Nehemiah realized that before he could ask God for help he must confess the sin of the people, his people, to God. Confessing takes courage to agree with God on what is wrong. All of us fall short of being obedient to God – whether it is fear, doubt, ignorance or indiscretion – we each make choices that head in the wrong direction. Nehemiah took the time to confess sin – the sins of his people to God. In our day these might be corruption of government, violence, crime, abortion, lack of love for or care for one another, and a sharp turn from honoring God in our culture. It is painful to identify yourself with sin of a culture… but in confessing the sin, Nehemiah reaches back to scripture and reminds God of the promise that as we confess our sins God is faithful and just to forgive us of these sins, and cleanse us from all unrighteousness. It is a work of God, a response to honest confession.
Nehemiah also confesses sins of generations – not just his generation’s sin, but those of previous generations.

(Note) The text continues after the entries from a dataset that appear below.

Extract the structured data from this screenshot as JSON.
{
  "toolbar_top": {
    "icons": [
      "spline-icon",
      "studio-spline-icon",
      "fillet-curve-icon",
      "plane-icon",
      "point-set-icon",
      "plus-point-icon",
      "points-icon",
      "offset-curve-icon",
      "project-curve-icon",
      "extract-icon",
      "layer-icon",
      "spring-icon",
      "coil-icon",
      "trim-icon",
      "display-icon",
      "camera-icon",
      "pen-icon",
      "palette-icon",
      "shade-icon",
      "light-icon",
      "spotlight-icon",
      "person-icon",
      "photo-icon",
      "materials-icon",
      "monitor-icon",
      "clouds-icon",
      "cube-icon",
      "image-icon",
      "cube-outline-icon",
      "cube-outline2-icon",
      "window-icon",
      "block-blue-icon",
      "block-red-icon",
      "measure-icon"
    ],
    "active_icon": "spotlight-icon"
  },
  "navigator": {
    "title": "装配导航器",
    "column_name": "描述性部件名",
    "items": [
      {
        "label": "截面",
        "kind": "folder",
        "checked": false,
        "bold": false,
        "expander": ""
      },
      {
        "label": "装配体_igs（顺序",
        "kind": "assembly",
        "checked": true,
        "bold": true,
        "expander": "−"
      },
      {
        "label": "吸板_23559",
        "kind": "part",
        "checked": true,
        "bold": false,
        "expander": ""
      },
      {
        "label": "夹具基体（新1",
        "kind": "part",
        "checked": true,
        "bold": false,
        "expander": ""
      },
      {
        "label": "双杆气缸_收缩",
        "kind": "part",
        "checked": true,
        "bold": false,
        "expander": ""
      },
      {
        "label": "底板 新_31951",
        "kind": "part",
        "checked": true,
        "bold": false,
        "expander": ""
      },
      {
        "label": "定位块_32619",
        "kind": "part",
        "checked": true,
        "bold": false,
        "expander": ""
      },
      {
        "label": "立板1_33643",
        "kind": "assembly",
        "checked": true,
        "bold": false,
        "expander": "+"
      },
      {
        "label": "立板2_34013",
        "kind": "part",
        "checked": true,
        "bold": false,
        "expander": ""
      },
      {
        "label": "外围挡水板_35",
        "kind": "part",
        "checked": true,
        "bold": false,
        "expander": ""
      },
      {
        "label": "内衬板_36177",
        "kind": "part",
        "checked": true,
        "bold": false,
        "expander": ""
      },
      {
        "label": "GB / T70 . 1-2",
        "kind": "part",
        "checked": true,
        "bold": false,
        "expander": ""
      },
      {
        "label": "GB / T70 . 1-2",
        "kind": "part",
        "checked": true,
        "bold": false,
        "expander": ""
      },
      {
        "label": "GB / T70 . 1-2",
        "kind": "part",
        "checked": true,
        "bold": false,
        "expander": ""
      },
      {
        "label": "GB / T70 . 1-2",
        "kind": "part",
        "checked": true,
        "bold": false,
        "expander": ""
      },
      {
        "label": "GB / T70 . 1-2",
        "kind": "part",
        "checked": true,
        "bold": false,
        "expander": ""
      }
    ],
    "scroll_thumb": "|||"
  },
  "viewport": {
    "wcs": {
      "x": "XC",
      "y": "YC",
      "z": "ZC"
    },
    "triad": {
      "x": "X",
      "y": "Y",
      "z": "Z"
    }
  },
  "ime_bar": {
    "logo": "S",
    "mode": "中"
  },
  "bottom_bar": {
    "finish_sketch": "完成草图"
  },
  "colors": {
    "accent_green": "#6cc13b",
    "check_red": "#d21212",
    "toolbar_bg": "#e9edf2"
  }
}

Generational Sin – The bible speaks of the idea that sins can be passed down from one generation to the next. A real example might be a family where alcoholism is present, and dad models this to his children. The children grow up believing that abusive drinking is normal, and they continue the pattern, model it to their children, and on and on. Generational sins and patterns are attitudes, actions, beliefs, behaviors, and/or habits that we have inherited from our family or relatives. We then “enter into” the same sin pattern and make it our own. It is usually repeated throughout our life as well as by individuals in successive generations. I found this quote on a website that gave more clarity to the idea:

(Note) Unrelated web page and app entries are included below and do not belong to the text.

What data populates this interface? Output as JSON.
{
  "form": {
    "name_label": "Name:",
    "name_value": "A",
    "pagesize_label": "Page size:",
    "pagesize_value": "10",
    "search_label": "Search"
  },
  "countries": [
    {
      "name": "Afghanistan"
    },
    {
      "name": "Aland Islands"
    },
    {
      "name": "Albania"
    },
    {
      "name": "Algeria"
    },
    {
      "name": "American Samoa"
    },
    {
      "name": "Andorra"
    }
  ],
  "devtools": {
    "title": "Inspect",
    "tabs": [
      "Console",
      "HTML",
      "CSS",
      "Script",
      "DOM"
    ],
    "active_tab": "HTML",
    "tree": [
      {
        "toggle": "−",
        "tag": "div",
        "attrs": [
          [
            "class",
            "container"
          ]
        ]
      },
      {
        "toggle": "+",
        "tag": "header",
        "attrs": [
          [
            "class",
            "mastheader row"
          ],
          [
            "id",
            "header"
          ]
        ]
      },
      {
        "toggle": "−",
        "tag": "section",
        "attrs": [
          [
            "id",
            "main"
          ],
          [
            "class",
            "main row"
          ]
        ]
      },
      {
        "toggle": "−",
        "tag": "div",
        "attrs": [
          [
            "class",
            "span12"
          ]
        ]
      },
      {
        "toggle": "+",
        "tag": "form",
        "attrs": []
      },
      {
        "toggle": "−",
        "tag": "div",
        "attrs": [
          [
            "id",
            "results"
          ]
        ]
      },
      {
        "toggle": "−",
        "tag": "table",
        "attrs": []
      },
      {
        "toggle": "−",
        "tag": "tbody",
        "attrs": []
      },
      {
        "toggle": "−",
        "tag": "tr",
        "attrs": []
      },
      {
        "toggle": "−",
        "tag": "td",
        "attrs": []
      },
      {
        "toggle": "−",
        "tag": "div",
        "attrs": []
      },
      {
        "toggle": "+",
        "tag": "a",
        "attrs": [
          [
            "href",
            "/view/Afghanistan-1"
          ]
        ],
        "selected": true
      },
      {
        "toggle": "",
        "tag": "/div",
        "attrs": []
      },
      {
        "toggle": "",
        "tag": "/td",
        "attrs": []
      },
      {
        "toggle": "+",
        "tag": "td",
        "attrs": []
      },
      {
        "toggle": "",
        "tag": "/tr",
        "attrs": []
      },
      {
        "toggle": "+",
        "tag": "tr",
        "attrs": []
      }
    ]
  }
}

“When a person has sinned, that sin stands in need of being confessed. If the person doesn’t confess it, then his children must confess it in order to break the generational pattern. Like an “outstanding” debt, the person’s sin “hangs out there,” impacting his descendants, until it is addressed through confession and cleared away. We are not required to take responsibility for our ancestors’ sins, but we are to acknowledge and confess their sin. (We agree with God that they were wrong and that God was right.) God asks us to accept responsibility for our own sin and to repent and be humbled. Understand that the passing down of iniquity (sin) is just that – the passing down of iniquity (sin). My parents’ sin does not become my sin, until I have made the choice to sin myself in the same way.” http://www.restoringyourlife.org/
- How often do I look at our nation and the world and confess the sin that is apparent?
- Am I willing to tell God how we as a people have strayed from his ways, precepts, laws?
- Have I taken a careful and prayerful look at my family history? Is there something that is unconfessed, or a pattern of sin that needs to be broken?
- Do I believe God’s word, and accept the truth that if I confess sin it will be forgiven by God?